• _Data supplied_:
++++++
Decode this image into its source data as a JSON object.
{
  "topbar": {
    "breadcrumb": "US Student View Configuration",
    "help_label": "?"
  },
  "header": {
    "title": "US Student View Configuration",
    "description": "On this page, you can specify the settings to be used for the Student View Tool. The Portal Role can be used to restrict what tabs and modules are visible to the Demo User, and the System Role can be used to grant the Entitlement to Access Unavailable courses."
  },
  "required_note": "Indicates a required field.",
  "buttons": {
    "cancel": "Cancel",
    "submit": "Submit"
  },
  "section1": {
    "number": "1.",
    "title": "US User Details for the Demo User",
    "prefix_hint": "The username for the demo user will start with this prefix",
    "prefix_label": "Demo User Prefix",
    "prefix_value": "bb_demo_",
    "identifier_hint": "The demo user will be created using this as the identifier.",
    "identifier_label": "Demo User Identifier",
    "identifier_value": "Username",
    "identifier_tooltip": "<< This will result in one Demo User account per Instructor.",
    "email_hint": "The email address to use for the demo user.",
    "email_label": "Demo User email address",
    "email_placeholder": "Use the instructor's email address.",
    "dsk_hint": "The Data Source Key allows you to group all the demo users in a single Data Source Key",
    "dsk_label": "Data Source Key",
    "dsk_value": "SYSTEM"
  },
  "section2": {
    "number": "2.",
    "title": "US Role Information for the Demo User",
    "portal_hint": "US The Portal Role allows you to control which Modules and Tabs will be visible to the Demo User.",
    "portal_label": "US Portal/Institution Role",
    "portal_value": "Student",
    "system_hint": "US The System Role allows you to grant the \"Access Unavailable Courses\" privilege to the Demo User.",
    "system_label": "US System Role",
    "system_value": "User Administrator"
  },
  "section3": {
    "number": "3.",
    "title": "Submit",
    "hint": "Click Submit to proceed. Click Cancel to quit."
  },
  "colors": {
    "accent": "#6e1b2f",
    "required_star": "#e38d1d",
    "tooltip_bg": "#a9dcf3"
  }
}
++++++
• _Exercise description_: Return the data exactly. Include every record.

• _Answer to the problem_:
Decode this image into its source data as a JSON object.
{
  "topbar": {
    "breadcrumb": "US Student View Configuration",
    "help_label": "?"
  },
  "header": {
    "title": "US Student View Configuration",
    "description": "On this page, you can specify the settings to be used for the Student View Tool. The Portal Role can be used to restrict what tabs and modules are visible to the Demo User, and the System Role can be used to grant the Entitlement to Access Unavailable courses."
  },
  "required_note": "Indicates a required field.",
  "buttons": {
    "cancel": "Cancel",
    "submit": "Submit"
  },
  "section1": {
    "number": "1.",
    "title": "US User Details for the Demo User",
    "prefix_hint": "The username for the demo user will start with this prefix",
    "prefix_label": "Demo User Prefix",
    "prefix_value": "bb_demo_",
    "identifier_hint": "The demo user will be created using this as the identifier.",
    "identifier_label": "Demo User Identifier",
    "identifier_value": "Username",
    "identifier_tooltip": "<< This will result in one Demo User account per Instructor.",
    "email_hint": "The email address to use for the demo user.",
    "email_label": "Demo User email address",
    "email_placeholder": "Use the instructor's email address.",
    "dsk_hint": "The Data Source Key allows you to group all the demo users in a single Data Source Key",
    "dsk_label": "Data Source Key",
    "dsk_value": "SYSTEM"
  },
  "section2": {
    "number": "2.",
    "title": "US Role Information for the Demo User",
    "portal_hint": "US The Portal Role allows you to control which Modules and Tabs will be visible to the Demo User.",
    "portal_label": "US Portal/Institution Role",
    "portal_value": "Student",
    "system_hint": "US The System Role allows you to grant the \"Access Unavailable Courses\" privilege to the Demo User.",
    "system_label": "US System Role",
    "system_value": "User Administrator"
  },
  "section3": {
    "number": "3.",
    "title": "Submit",
    "hint": "Click Submit to proceed. Click Cancel to quit."
  },
  "colors": {
    "accent": "#6e1b2f",
    "required_star": "#e38d1d",
    "tooltip_bg": "#a9dcf3"
  }
}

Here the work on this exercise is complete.